# Problem to work on:
The output must match the entries below exactly.
*** Begin section ***
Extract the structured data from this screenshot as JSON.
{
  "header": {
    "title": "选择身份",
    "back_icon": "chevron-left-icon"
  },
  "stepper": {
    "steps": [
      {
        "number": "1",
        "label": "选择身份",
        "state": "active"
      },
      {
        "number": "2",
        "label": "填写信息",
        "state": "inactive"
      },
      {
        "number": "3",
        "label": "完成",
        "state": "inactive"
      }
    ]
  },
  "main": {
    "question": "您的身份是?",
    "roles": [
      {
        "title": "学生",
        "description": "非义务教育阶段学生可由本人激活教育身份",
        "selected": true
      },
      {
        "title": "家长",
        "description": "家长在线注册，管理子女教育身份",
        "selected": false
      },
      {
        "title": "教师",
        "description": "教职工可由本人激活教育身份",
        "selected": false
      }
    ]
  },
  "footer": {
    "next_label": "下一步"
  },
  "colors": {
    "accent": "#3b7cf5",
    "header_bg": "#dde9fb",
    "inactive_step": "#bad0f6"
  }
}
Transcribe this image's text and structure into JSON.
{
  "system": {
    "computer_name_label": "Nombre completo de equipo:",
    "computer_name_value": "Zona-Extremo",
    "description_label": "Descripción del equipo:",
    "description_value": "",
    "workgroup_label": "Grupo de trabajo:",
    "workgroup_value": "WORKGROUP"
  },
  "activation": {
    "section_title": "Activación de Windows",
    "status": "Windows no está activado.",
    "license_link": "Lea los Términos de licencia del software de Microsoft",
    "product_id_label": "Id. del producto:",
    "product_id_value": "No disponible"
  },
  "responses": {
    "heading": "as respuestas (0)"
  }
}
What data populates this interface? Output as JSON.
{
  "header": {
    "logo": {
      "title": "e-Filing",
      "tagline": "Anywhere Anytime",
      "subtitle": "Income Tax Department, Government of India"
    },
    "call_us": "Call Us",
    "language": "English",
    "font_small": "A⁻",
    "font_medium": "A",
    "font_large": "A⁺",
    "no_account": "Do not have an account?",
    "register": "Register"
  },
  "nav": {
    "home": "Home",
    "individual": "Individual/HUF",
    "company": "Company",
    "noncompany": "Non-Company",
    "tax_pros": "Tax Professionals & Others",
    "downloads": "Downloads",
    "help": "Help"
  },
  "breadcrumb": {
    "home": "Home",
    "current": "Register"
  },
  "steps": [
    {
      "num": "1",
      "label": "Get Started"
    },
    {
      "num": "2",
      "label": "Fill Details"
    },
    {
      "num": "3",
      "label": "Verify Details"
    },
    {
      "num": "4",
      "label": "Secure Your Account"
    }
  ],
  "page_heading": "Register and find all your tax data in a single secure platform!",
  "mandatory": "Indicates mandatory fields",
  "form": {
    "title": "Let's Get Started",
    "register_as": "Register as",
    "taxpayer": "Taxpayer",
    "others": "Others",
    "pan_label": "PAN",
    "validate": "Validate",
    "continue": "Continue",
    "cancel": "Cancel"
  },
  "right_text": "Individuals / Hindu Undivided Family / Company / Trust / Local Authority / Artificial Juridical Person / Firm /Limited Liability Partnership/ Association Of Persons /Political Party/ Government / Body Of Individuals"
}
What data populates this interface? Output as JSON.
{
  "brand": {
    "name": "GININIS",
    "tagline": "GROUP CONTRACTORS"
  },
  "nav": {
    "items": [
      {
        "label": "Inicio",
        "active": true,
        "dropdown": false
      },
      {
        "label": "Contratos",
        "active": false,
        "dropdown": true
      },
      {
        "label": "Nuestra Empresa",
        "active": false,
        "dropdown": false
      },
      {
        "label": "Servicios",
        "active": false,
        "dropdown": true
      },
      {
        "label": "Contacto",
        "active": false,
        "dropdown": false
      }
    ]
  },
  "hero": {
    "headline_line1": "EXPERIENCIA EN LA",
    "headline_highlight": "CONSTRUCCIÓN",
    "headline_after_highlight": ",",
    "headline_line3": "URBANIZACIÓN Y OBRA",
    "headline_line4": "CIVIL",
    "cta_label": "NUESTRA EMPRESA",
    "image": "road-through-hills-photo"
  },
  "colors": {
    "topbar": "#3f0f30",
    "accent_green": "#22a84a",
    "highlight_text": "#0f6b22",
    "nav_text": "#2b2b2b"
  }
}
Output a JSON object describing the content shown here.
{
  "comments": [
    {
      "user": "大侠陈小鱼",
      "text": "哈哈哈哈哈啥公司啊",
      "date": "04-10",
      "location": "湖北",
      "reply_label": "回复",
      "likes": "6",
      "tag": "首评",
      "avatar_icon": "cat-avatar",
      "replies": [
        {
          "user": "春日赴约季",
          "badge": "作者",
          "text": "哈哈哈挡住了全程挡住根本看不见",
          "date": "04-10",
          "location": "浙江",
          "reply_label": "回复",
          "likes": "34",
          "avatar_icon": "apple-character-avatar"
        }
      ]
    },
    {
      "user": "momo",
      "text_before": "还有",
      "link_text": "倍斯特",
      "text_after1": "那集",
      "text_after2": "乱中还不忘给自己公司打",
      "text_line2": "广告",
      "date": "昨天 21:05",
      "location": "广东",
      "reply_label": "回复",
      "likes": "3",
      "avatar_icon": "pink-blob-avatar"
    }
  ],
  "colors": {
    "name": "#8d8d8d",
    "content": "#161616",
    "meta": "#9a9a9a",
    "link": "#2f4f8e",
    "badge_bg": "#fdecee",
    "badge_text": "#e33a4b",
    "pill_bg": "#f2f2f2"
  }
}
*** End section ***
# Solution to this exercise:
Extract the structured data from this screenshot as JSON.
{
  "header": {
    "title": "选择身份",
    "back_icon": "chevron-left-icon"
  },
  "stepper": {
    "steps": [
      {
        "number": "1",
        "label": "选择身份",
        "state": "active"
      },
      {
        "number": "2",
        "label": "填写信息",
        "state": "inactive"
      },
      {
        "number": "3",
        "label": "完成",
        "state": "inactive"
      }
    ]
  },
  "main": {
    "question": "您的身份是?",
    "roles": [
      {
        "title": "学生",
        "description": "非义务教育阶段学生可由本人激活教育身份",
        "selected": true
      },
      {
        "title": "家长",
        "description": "家长在线注册，管理子女教育身份",
        "selected": false
      },
      {
        "title": "教师",
        "description": "教职工可由本人激活教育身份",
        "selected": false
      }
    ]
  },
  "footer": {
    "next_label": "下一步"
  },
  "colors": {
    "accent": "#3b7cf5",
    "header_bg": "#dde9fb",
    "inactive_step": "#bad0f6"
  }
}
Transcribe this image's text and structure into JSON.
{
  "system": {
    "computer_name_label": "Nombre completo de equipo:",
    "computer_name_value": "Zona-Extremo",
    "description_label": "Descripción del equipo:",
    "description_value": "",
    "workgroup_label": "Grupo de trabajo:",
    "workgroup_value": "WORKGROUP"
  },
  "activation": {
    "section_title": "Activación de Windows",
    "status": "Windows no está activado.",
    "license_link": "Lea los Términos de licencia del software de Microsoft",
    "product_id_label": "Id. del producto:",
    "product_id_value": "No disponible"
  },
  "responses": {
    "heading": "as respuestas (0)"
  }
}
What data populates this interface? Output as JSON.
{
  "header": {
    "logo": {
      "title": "e-Filing",
      "tagline": "Anywhere Anytime",
      "subtitle": "Income Tax Department, Government of India"
    },
    "call_us": "Call Us",
    "language": "English",
    "font_small": "A⁻",
    "font_medium": "A",
    "font_large": "A⁺",
    "no_account": "Do not have an account?",
    "register": "Register"
  },
  "nav": {
    "home": "Home",
    "individual": "Individual/HUF",
    "company": "Company",
    "noncompany": "Non-Company",
    "tax_pros": "Tax Professionals & Others",
    "downloads": "Downloads",
    "help": "Help"
  },
  "breadcrumb": {
    "home": "Home",
    "current": "Register"
  },
  "steps": [
    {
      "num": "1",
      "label": "Get Started"
    },
    {
      "num": "2",
      "label": "Fill Details"
    },
    {
      "num": "3",
      "label": "Verify Details"
    },
    {
      "num": "4",
      "label": "Secure Your Account"
    }
  ],
  "page_heading": "Register and find all your tax data in a single secure platform!",
  "mandatory": "Indicates mandatory fields",
  "form": {
    "title": "Let's Get Started",
    "register_as": "Register as",
    "taxpayer": "Taxpayer",
    "others": "Others",
    "pan_label": "PAN",
    "validate": "Validate",
    "continue": "Continue",
    "cancel": "Cancel"
  },
  "right_text": "Individuals / Hindu Undivided Family / Company / Trust / Local Authority / Artificial Juridical Person / Firm /Limited Liability Partnership/ Association Of Persons /Political Party/ Government / Body Of Individuals"
}
What data populates this interface? Output as JSON.
{
  "brand": {
    "name": "GININIS",
    "tagline": "GROUP CONTRACTORS"
  },
  "nav": {
    "items": [
      {
        "label": "Inicio",
        "active": true,
        "dropdown": false
      },
      {
        "label": "Contratos",
        "active": false,
        "dropdown": true
      },
      {
        "label": "Nuestra Empresa",
        "active": false,
        "dropdown": false
      },
      {
        "label": "Servicios",
        "active": false,
        "dropdown": true
      },
      {
        "label": "Contacto",
        "active": false,
        "dropdown": false
      }
    ]
  },
  "hero": {
    "headline_line1": "EXPERIENCIA EN LA",
    "headline_highlight": "CONSTRUCCIÓN",
    "headline_after_highlight": ",",
    "headline_line3": "URBANIZACIÓN Y OBRA",
    "headline_line4": "CIVIL",
    "cta_label": "NUESTRA EMPRESA",
    "image": "road-through-hills-photo"
  },
  "colors": {
    "topbar": "#3f0f30",
    "accent_green": "#22a84a",
    "highlight_text": "#0f6b22",
    "nav_text": "#2b2b2b"
  }
}
Output a JSON object describing the content shown here.
{
  "comments": [
    {
      "user": "大侠陈小鱼",
      "text": "哈哈哈哈哈啥公司啊",
      "date": "04-10",
      "location": "湖北",
      "reply_label": "回复",
      "likes": "6",
      "tag": "首评",
      "avatar_icon": "cat-avatar",
      "replies": [
        {
          "user": "春日赴约季",
          "badge": "作者",
          "text": "哈哈哈挡住了全程挡住根本看不见",
          "date": "04-10",
          "location": "浙江",
          "reply_label": "回复",
          "likes": "34",
          "avatar_icon": "apple-character-avatar"
        }
      ]
    },
    {
      "user": "momo",
      "text_before": "还有",
      "link_text": "倍斯特",
      "text_after1": "那集",
      "text_after2": "乱中还不忘给自己公司打",
      "text_line2": "广告",
      "date": "昨天 21:05",
      "location": "广东",
      "reply_label": "回复",
      "likes": "3",
      "avatar_icon": "pink-blob-avatar"
    }
  ],
  "colors": {
    "name": "#8d8d8d",
    "content": "#161616",
    "meta": "#9a9a9a",
    "link": "#2f4f8e",
    "badge_bg": "#fdecee",
    "badge_text": "#e33a4b",
    "pill_bg": "#f2f2f2"
  }
}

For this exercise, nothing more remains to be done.